The Iran deal debate has gained new significance amid reports that Trump may meet with North Korean leader Kim Jong-un in an attempt to strike a deal that would see Pyongyang give up its nuclear weapons.
The Times contrasted Iran and North Korea to make a point that it would be harder to negotiate with Pyongyang.
“Although Iran never had a nuclear weapon, the agreement required months of talks and two years of technical and political negotiations. Now consider North Korea, with 20 to 60 nuclear weapons, and facilities for producing plutonium and enriching uranium,” it said.
‘Why would Kim trust Trump?!’
In potential talks with Kim, according to the editorial, Trump would want North Korea “to freeze nuclear and missile testing, halt the production of nuclear weapons fuel and the deployment of nuclear weapons and put an Iran-like verification system in place.”
“But why would Mr. Kim agree to any of that if the Americans walk away from the Iran deal? Why would Mr. Kim, or any future adversary for that matter, assume Mr. Trump is negotiating in good faith?” it asked, rhetorically.
The paper said that there was still hope a deal could be struck with North Korea but that that opportunity was in peril.
“That possibility will be squandered […] if the American president escalates a manufactured nuclear crisis with Iran at the very time he is trying to defuse one with North Korea,” it said, concluding.
The Trump administration has already been violating the Iran deal by discouraging European business with Iran and refusing to offer reassurance to European banks that renewed cooperation with the Islamic Republic would not subject them to unilateral US penalties.
US allies France, Germany, and the United Kingdom — all of them parties to the Iran deal — have warned Trump against withdrawal, as have Russia and China, the other parties.

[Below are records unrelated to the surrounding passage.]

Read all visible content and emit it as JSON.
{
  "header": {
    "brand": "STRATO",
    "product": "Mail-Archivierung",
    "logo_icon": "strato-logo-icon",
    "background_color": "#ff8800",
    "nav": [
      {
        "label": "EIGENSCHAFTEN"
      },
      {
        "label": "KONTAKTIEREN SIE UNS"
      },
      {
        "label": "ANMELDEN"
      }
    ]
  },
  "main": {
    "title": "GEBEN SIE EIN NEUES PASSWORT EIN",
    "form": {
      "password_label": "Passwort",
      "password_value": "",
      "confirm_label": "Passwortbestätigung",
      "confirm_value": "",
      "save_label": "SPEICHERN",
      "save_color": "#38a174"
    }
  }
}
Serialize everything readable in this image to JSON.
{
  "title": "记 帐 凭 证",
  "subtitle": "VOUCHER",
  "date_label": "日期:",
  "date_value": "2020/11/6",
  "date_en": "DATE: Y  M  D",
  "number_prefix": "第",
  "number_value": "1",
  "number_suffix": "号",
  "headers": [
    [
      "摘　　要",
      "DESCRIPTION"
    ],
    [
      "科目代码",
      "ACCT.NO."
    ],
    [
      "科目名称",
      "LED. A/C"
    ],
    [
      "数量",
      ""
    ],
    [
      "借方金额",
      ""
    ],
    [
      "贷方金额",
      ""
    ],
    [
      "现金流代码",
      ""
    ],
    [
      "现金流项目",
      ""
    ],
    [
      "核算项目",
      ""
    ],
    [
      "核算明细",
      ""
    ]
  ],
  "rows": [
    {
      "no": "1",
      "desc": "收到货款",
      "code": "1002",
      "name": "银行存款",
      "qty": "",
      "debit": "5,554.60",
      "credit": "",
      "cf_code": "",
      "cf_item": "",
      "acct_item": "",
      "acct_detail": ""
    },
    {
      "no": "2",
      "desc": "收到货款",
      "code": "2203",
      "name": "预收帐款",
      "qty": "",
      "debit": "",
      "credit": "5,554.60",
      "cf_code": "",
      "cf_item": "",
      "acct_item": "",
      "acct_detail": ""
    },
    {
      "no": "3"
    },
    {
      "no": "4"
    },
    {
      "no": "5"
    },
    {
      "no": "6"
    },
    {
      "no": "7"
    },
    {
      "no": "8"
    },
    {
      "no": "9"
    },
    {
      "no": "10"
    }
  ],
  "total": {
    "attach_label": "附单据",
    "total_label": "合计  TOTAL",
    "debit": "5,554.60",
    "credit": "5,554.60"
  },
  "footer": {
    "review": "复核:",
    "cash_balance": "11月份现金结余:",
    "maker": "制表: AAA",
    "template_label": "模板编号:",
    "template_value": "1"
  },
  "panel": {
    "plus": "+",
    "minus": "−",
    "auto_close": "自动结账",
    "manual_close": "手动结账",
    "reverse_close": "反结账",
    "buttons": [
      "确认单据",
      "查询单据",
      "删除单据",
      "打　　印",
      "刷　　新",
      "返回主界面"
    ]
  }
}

On March 14, Iranian Deputy Foreign Minister and nuclear negotiator Abbas Araqchi said Iran had notified Europe that if the US withdraws from the Iran deal, so will Iran.